From a brand perspective, the connections gained from this could provide valuable insight. Imagine uploading the Brand Tag data set and finding the connections that consumer have to various brands based on their perceptions.

All in all, just another example of the new types of creativity that are going to shape communications (and everything else) in the coming years.

Just Good Stuff

An old ad but a good one. Goes along with some of my recent posts about great storytelling. If you've read the blog for awhile, you know that I'm a sucker for Nike and most stuff that comes out of W&K.

Let's make better work. And remember stuff that is actually good.


This is the future of creativity

The Economist recently published a special report on data. If you haven't noticed, it's everywhere. Smart brands are using this data to create better experiences for their customers, optimize work flow and make their organizations more efficient.

Creativity is no longer simply about one big idea to catch someone's attention and shift their perceptions about a product or service. Creativity is about using massive amounts of raw data and turning it into an experience that is relevant, authentic and personal for the user.

I'm going to be writing more on this subject in the weeks to come but if you want to see what's around the corner, you need to read this report and watch this talk (from the creator of the Internet) as soon as possible.

SEO - The Ugly Stepchild

For the last number of weeks, I've been doing a lot of SEO work for a client. Unlike experience design or creative development, SEO is a process that is incredibly granular, time-consuming and rigorous. It contains many aspects - from choosing what keywords to optimize your site with to understand the competitive set against each term - and each one changes every day.

The other challenge with it is that it's only half in our control (sort of like the rest of advertising). Except it's not just the consumer we have to worry about engaging, it's the search engine as well.

Studying the Google algorithm - although tedious - has been extremely rewarding. Anyone can talk about the basics of SEO (you know, the three sentences that usually contain the words content, headings, copy and links) but few people in agencies actually acknowledge that it is critical to the creative process.

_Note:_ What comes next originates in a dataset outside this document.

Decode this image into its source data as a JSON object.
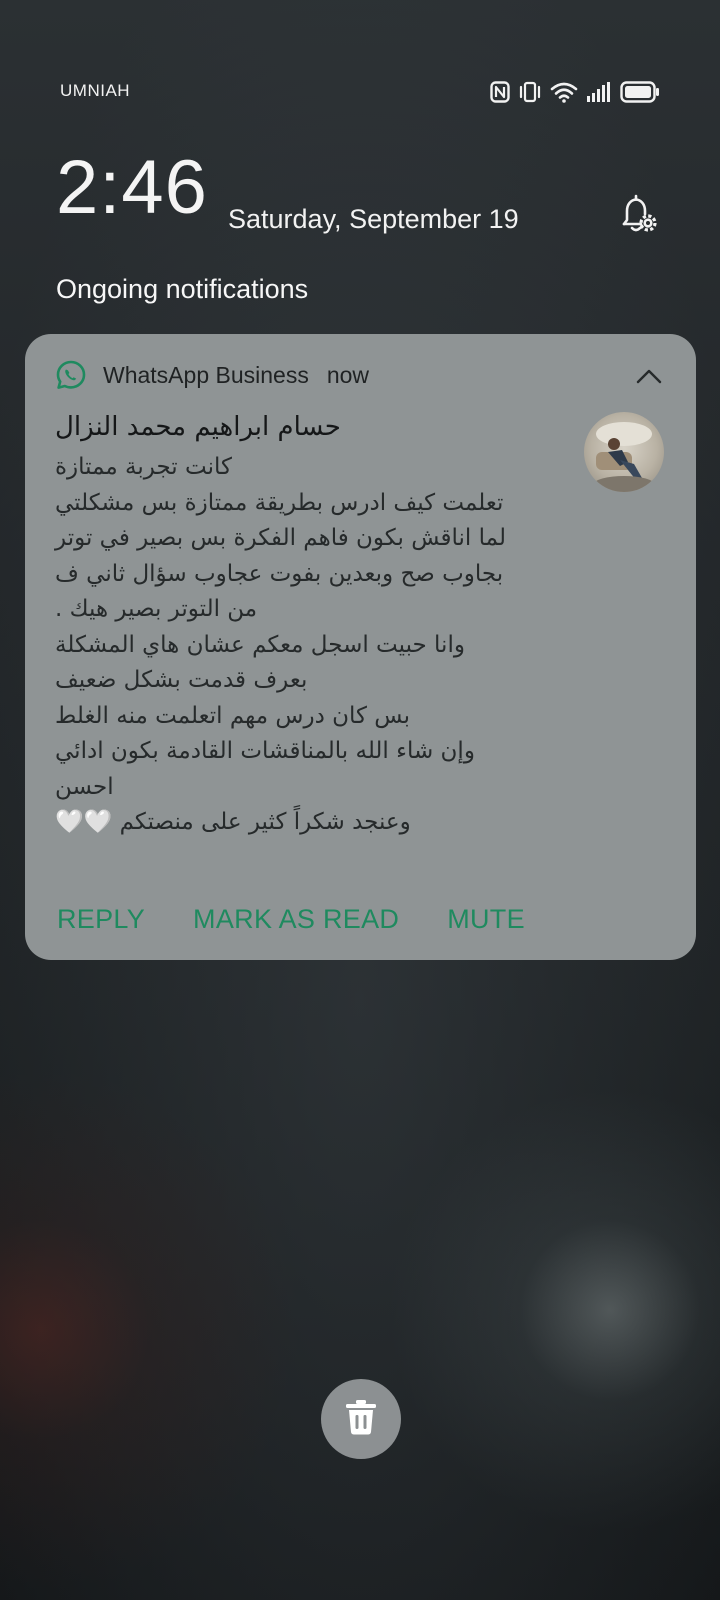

We spend so much time designing experiences and ads / video's / apps that drive or distribute them. Most of our tactics - if not all - cost a ton of money to implement (whether on the media or the production side).

The great thing about SEO is that once the basics are in place, users find you. Sure, you have to update and stay vigilant among your competitors to ensure your ranking stays high but it's worth it when you don't have to pay for a huge percentage of your site.

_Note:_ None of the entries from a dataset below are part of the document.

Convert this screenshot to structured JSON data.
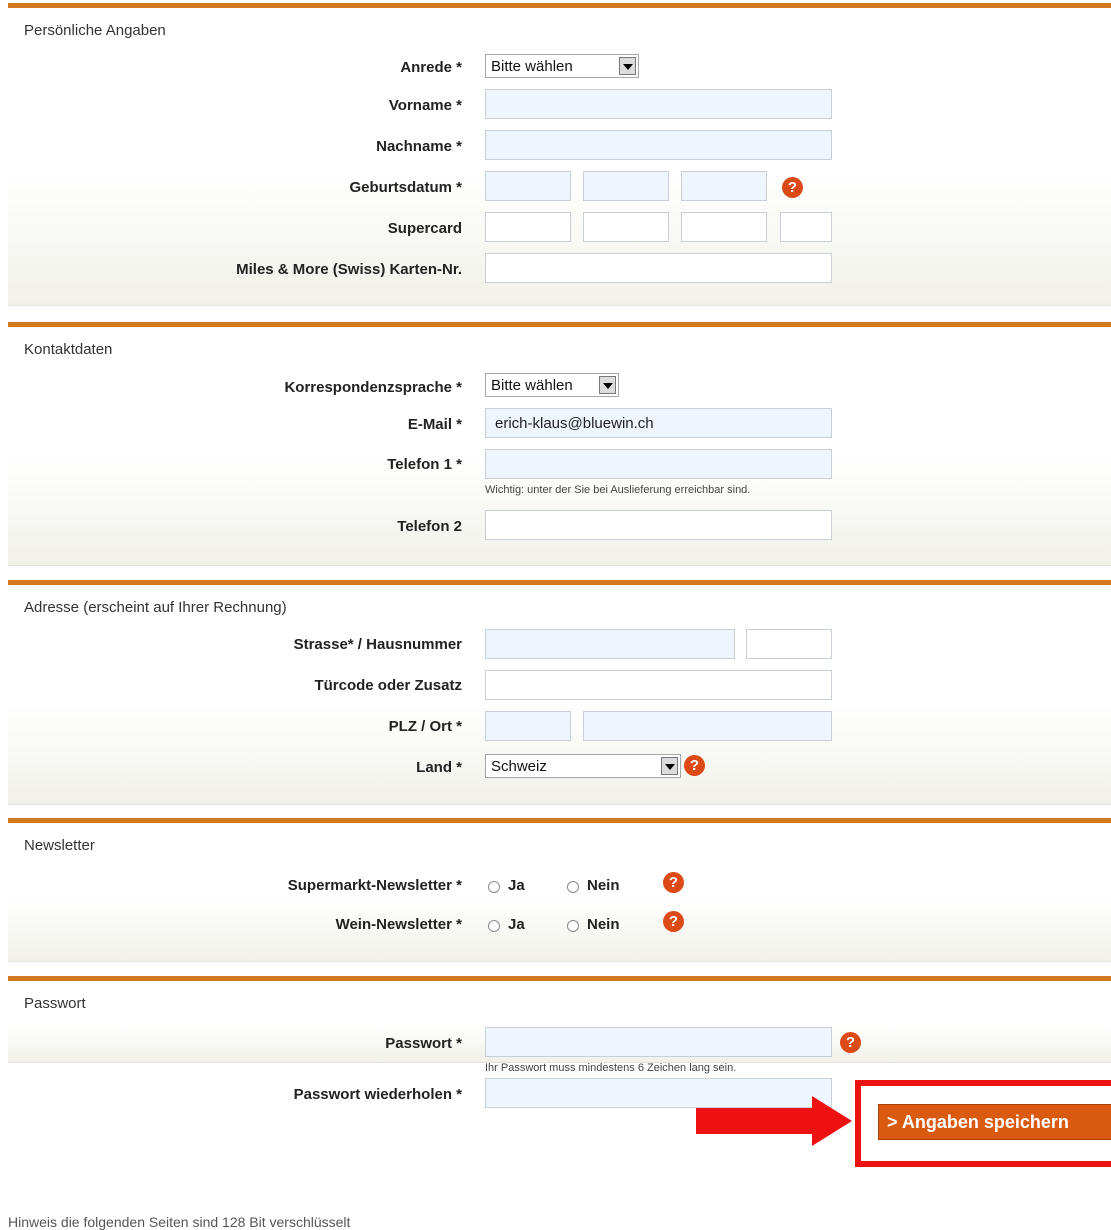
{
  "sections": {
    "personal": {
      "title": "Persönliche Angaben",
      "salutation_label": "Anrede *",
      "salutation_value": "Bitte wählen",
      "firstname_label": "Vorname *",
      "lastname_label": "Nachname *",
      "birthdate_label": "Geburtsdatum *",
      "supercard_label": "Supercard",
      "miles_label": "Miles & More (Swiss) Karten-Nr."
    },
    "contact": {
      "title": "Kontaktdaten",
      "language_label": "Korrespondenzsprache *",
      "language_value": "Bitte wählen",
      "email_label": "E-Mail *",
      "email_value": "erich-klaus@bluewin.ch",
      "phone1_label": "Telefon 1 *",
      "phone1_hint": "Wichtig: unter der Sie bei Auslieferung erreichbar sind.",
      "phone2_label": "Telefon 2"
    },
    "address": {
      "title": "Adresse (erscheint auf Ihrer Rechnung)",
      "street_label": "Strasse* / Hausnummer",
      "extra_label": "Türcode oder Zusatz",
      "zip_label": "PLZ / Ort *",
      "country_label": "Land *",
      "country_value": "Schweiz"
    },
    "newsletter": {
      "title": "Newsletter",
      "supermarket_label": "Supermarkt-Newsletter *",
      "wine_label": "Wein-Newsletter *",
      "yes_label": "Ja",
      "no_label": "Nein"
    },
    "password": {
      "title": "Passwort",
      "password_label": "Passwort *",
      "password_hint": "Ihr Passwort muss mindestens 6 Zeichen lang sein.",
      "repeat_label": "Passwort wiederholen *"
    }
  },
  "help_icon": "?",
  "save_button": "> Angaben speichern",
  "footer_note": "Hinweis die folgenden Seiten sind 128 Bit verschlüsselt",
  "colors": {
    "accent": "#d27a1f",
    "button": "#db5a12",
    "help": "#dc4a18",
    "highlight": "#ee1111",
    "input_bg": "#eef5fd"
  },
  "icons": {
    "help": "question-circle-icon",
    "annotation": "red-arrow-right-icon"
  }
}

I know it feels strange asking about keyword optimization in a meeting with creatives but if they're not thinking about it, you've got to be.

To start on the basics of SEO, check out this page and this great site.